Cruise holidays are the perfect opportunity for rest and relaxation. From onboard spas set to help passengers unwind to world-class restaurants serving global dishes often crafted by big-name chefs, thousands of people around the world are opting for cruise holidays every year. However, sometimes the unexpected can happen, and passengers take ill while travelling. Luckily, cruise ships tend to have their own onboard doctor-but just how safe are they?
In his book Cruise a la Carte, ex-cruise worker Brian David Bruns talks about the “fear” and “prejudice” medical carers sometimes face from hesitant passengers.
He believes the concern around onboard doctor’s abilities came following a Consumer Affairs report in 2002 that “found medical facilities on ships lacking.”
The survey, conducted by the American Medical Association found that 27 per cent of ship’s doctors did not have “advanced training” in treating heart attacks.
However, Bruns points out that while heart attacks are the “most common” medical emergency onboard a ship, treating them has more to do with time than specific training.
He explained: “Cruise ship doctors rarely see passengers for anything beyond dehydration or tummy ache.”
However, he goes on to explains that the biggest medical hitters tend to be health concerns the passenger had prior to their cruise holiday.
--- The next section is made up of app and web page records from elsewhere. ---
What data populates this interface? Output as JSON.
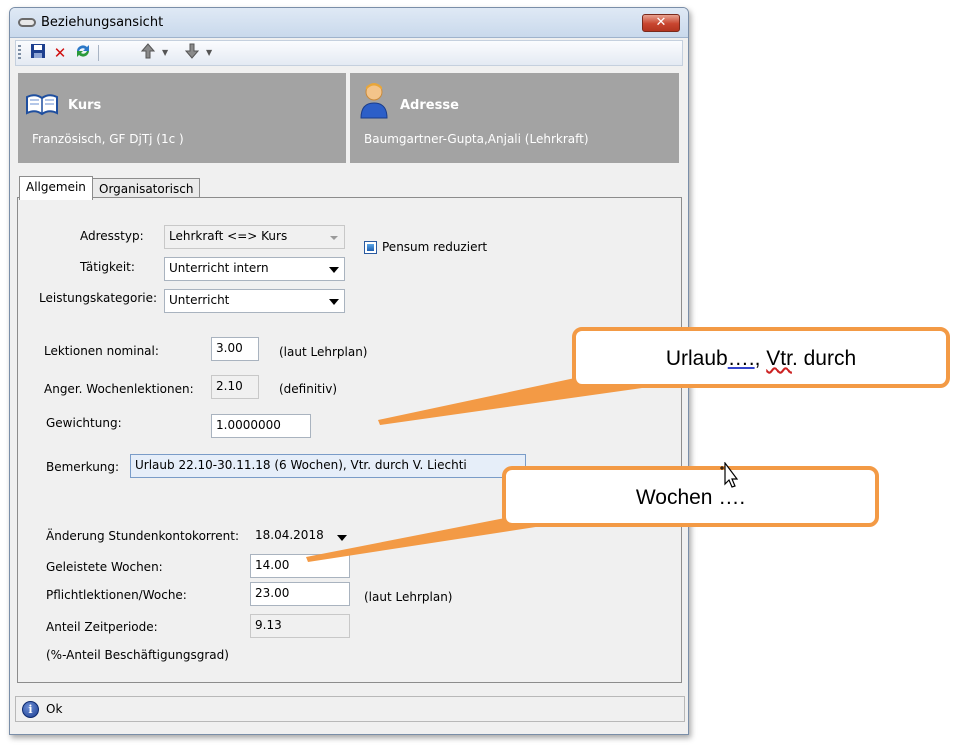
{
  "window": {
    "title": "Beziehungsansicht",
    "close_label": "✕"
  },
  "toolbar": {
    "save_icon": "save-icon",
    "delete_icon": "delete-icon",
    "refresh_icon": "refresh-icon",
    "up_icon": "arrow-up-icon",
    "down_icon": "arrow-down-icon"
  },
  "header": {
    "left": {
      "title": "Kurs",
      "subtitle": "Französisch, GF DjTj (1c )"
    },
    "right": {
      "title": "Adresse",
      "subtitle": "Baumgartner-Gupta,Anjali (Lehrkraft)"
    }
  },
  "tabs": [
    {
      "label": "Allgemein",
      "active": true
    },
    {
      "label": "Organisatorisch",
      "active": false
    }
  ],
  "form": {
    "adresstyp": {
      "label": "Adresstyp:",
      "value": "Lehrkraft <=> Kurs"
    },
    "pensum": {
      "label": "Pensum reduziert",
      "checked": true
    },
    "taetigkeit": {
      "label": "Tätigkeit:",
      "value": "Unterricht intern"
    },
    "leistungskategorie": {
      "label": "Leistungskategorie:",
      "value": "Unterricht"
    },
    "lektionen_nominal": {
      "label": "Lektionen nominal:",
      "value": "3.00",
      "note": "(laut Lehrplan)"
    },
    "anger_wochenlektionen": {
      "label": "Anger. Wochenlektionen:",
      "value": "2.10",
      "note": "(definitiv)"
    },
    "gewichtung": {
      "label": "Gewichtung:",
      "value": "1.0000000"
    },
    "bemerkung": {
      "label": "Bemerkung:",
      "value": "Urlaub 22.10-30.11.18 (6 Wochen), Vtr. durch V. Liechti"
    },
    "aenderung": {
      "label": "Änderung Stundenkontokorrent:",
      "value": "18.04.2018"
    },
    "geleistete_wochen": {
      "label": "Geleistete Wochen:",
      "value": "14.00"
    },
    "pflichtlektionen": {
      "label": "Pflichtlektionen/Woche:",
      "value": "23.00",
      "note": "(laut Lehrplan)"
    },
    "anteil_zeitperiode": {
      "label": "Anteil Zeitperiode:",
      "value": "9.13"
    },
    "anteil_note": "(%-Anteil Beschäftigungsgrad)"
  },
  "status": {
    "text": "Ok"
  },
  "callouts": {
    "top": {
      "part1": "Urlaub",
      "part2": "….",
      "part3": ", ",
      "part4": "Vtr",
      "part5": ". durch"
    },
    "bottom": {
      "text": "Wochen …."
    }
  },
  "colors": {
    "callout_border": "#f39a45",
    "panel_bg": "#a3a3a3"
  }
}
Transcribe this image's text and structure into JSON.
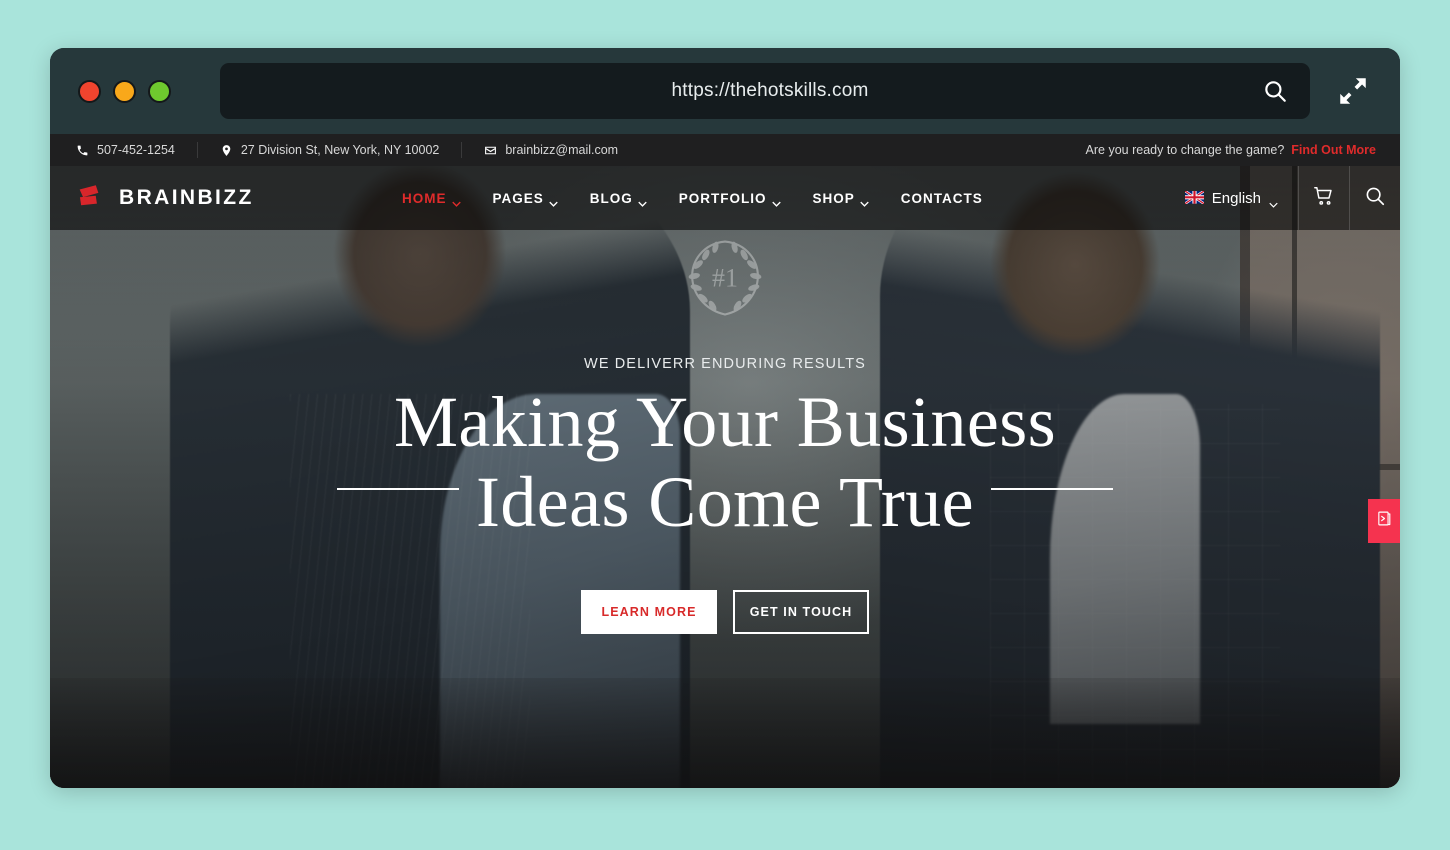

Even in a worst-case-scenario, Brun points out the skill level of onboard doctors.
He points out that the damming 2002 report does not “define ‘advanced training’ so even a gastroenterologist serving a stint at sea could easily be unqualified.
“These ‘severely lacking’ individuals, as the article literally labels them, have a success rate that puts U.S. doctors to shame.
“Indeed losing merely .000004 per cent of such patients.”
Brun likens the abilities of the onboard doctor to be equivalent to that of a “small town”.
Therefore, doctors on board a ship are perfectly safe and able to treat a passenger who finds themselves under the weather.
“If a medical emergency occurs that is beyond the abilities of the shop, you will be helicoptered off to the nearest hospital,” he concludes.
Later on in his memoir, Brun discusses a different type of unexpected emergency that cruise workers are briefed on.
He gives a behind-the-scenes look into what crew are trained to do if a passenger falls overboard.
Although you may not realise it, passengers go missing from cruises fairly frequently and this sometimes means they have fallen overboard.
In fact, in August of this year, a passenger mysteriously vanished and was sadly presumed dead after falling overboard on a cruise to Malaysia.
Unfortunately, no one was aware of what happened, though crew do have a protocol should someone does fall over the ship’s railings.
Brun explains: “The ship will stop and a boat will pick you up.”
Though, less optimistically, he adds: “Such was the truth of only half of it. If the fall of over a hundred feet did not kill the passenger, he would utterly disappear in the giant swells.”
Luckily, research from Cruise Lines International Association (CLIA) found that accidentally falling overboard is relatively unlikely.
Furthermore, deaths onboard cruise liners are extremely low; just one in 6.25 million.